This guest post was written by Dr. Claire Murray, who is a project officer with the European Citizen Science Association.
I’m still not quite sure why I decided that drawing a comedy set was a good idea. I am the ‘antithesis absolute’ of artistic. In primary school when maths class ended and art class began, I would stare longingly at my maths book and pencil whilst begrudgingly splashing along with whatever creative endeavour we were supposed to be doing. This has not gotten better over time – a friend of mine genuinely cried with laughter when I drew her a picture of a horse a few years ago. So whatever moment of ‘genius’ that struck me to draw my Bright Club set was probably intended for someone else. However, once I get an idea, I tend to run with it, so drawing it was, even if I was (MASSIVELY) outside my comfort zone.
That’s the thing about Bright Club Ireland. It’s a safe space to explore strange and unusual things in ways that you would rarely get the chance to do in your day job (unless you are a full time comedian!). Given the normal rules for Bright Club, this set would not have been possible in this exact incarnation. However, after three months of giving online talks during the first few months of lockdown, I figured it was time to try something new. Drawing felt like a way to break the virtual wall between me and the audience, even if it was just to share a confusing experience together.
The periodic table is a defining reference point for every chemist, and is in fact one of the most identifiable shapes in the world. The fact that so much information can be deducted and inferred from a periodic table had clear analogies to online dating profiles, so I decided to take serious artistic and chemical liberties. ‘Bonder’ was born, the dating platform for humans and molecules to get ‘intermolecular’. If you are not super familiar with molecules then this might sound a bit strange, but think of it like this: molecules have a weight, a shape and nicknames, plus interesting properties that make them attractive or repulsive. What more do you need to take them out?
If it wasn’t already obvious, I’m taking every potential for a chemistry pun that I can find, both because I find it hilarious but also because that was essentially the only plan I had for the set. It is therefore probably no surprise that my preparation for mainly involved searching up as many stupidly named molecules as possible – thank you Wikipedia for the incredible source that is ‘List of chemical compounds with unusual names‘. It was a treasure trove for this set. From there it was just the case of building out the profiles with a structure, full chemical name and some chemical information, and hey presto, I had a set!
The hardest part was trying to draw and simultaneously say the names of some of the molecules. As I said, in no uncertain terms, throughout the set, I am not an organic chemist. Their trade relies on clear communication of molecules via their names or their drawn structures to ensure that people know which of the millions of molecules in the world they are referring to. My scrawls on both counts were clearly not legible, so I knew I was painting a very large bullseye over my head.

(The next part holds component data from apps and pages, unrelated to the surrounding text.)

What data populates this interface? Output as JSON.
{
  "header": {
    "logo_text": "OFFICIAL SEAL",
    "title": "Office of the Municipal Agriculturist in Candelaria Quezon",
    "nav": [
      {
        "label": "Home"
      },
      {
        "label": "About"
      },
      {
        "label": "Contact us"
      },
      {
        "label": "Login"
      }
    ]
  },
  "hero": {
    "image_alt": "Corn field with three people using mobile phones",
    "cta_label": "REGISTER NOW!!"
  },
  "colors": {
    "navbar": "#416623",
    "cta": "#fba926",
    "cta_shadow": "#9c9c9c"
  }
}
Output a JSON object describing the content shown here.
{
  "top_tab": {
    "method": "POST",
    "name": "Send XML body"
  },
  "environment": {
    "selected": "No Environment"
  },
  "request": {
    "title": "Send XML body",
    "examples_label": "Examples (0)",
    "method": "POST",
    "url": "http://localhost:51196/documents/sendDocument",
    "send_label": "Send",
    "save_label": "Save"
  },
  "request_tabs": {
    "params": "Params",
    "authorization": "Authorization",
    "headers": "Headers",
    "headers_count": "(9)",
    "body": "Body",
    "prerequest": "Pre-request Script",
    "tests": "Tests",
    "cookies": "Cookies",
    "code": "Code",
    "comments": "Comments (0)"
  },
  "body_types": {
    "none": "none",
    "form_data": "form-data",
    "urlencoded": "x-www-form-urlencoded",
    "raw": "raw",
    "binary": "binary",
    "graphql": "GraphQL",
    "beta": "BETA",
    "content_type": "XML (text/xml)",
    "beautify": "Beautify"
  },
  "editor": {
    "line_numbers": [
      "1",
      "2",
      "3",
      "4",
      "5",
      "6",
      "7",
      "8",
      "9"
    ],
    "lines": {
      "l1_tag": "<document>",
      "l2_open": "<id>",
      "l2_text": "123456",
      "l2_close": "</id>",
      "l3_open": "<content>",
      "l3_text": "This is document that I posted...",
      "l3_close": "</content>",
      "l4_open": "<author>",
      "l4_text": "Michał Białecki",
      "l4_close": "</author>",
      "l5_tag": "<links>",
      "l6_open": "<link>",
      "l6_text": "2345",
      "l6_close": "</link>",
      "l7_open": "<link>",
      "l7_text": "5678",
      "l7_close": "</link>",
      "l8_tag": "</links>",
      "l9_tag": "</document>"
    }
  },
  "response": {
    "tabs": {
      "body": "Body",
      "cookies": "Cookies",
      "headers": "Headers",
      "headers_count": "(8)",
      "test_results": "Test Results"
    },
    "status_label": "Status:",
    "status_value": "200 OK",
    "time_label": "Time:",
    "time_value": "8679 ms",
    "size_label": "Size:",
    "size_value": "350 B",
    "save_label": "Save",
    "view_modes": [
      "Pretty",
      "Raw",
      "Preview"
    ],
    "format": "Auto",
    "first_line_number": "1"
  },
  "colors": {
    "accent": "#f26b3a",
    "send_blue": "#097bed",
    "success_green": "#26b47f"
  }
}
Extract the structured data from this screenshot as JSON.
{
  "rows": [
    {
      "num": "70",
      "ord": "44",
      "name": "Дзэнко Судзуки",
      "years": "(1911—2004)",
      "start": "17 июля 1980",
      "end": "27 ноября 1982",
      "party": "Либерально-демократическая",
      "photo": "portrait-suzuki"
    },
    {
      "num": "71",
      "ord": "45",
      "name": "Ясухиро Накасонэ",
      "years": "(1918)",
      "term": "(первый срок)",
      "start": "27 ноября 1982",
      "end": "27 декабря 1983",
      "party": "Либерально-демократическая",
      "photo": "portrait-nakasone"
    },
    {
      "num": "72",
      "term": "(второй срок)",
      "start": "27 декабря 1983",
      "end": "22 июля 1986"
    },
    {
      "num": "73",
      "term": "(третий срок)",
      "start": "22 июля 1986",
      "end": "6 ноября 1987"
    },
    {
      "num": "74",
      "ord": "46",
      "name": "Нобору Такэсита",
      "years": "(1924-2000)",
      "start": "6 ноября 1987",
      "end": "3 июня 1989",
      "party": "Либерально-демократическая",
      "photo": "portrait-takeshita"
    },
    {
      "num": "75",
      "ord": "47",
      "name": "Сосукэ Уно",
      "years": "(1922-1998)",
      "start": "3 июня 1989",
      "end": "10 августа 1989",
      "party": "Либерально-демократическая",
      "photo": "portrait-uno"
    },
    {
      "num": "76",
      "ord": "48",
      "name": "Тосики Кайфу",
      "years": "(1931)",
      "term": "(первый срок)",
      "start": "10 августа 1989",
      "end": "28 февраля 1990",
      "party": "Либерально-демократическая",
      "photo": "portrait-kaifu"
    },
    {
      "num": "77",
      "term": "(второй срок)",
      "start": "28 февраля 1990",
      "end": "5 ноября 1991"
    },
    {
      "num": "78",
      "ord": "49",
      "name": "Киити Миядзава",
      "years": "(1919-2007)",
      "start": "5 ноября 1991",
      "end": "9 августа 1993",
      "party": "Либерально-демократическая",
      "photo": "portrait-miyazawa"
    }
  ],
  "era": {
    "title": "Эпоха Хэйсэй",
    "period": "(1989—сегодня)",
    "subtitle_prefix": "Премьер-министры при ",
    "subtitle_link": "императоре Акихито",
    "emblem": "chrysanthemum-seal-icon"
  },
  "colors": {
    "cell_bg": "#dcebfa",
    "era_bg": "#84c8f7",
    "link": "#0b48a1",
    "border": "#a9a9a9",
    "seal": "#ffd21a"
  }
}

I took the risk, but wanted to share a disclaimer to ensure I did not unnecessarily lose my atoms and molecules in back alley brawls with my fellow organic chemists in future.
I appreciate that many people would prefer to eat ants than do a comedy set. I felt the same until I tried it. The fact is that you are being set up to succeed. The team supports you the whole way through, from great training right through to cheerleading on the night. It is also entertaining to think that the random things you giggled at in the middle of a long day of experiments in the lab could actually become something. That these nuclei of ideas could actually attract enough friends to create a new atom/molecule (literally in the case of Bonder) feels pretty awesome, even if it is ten years later. There are always things you would change or do differently when you see yourself doing something like this. In rewatching the set, I know there are molecules I would swap in because I think they would be more fun, or that I would work a bit more on timing or tweak the story. But none of these are things that would make me undo my set. A chemical reaction is never wrong, just maybe not the one you had planned or expected!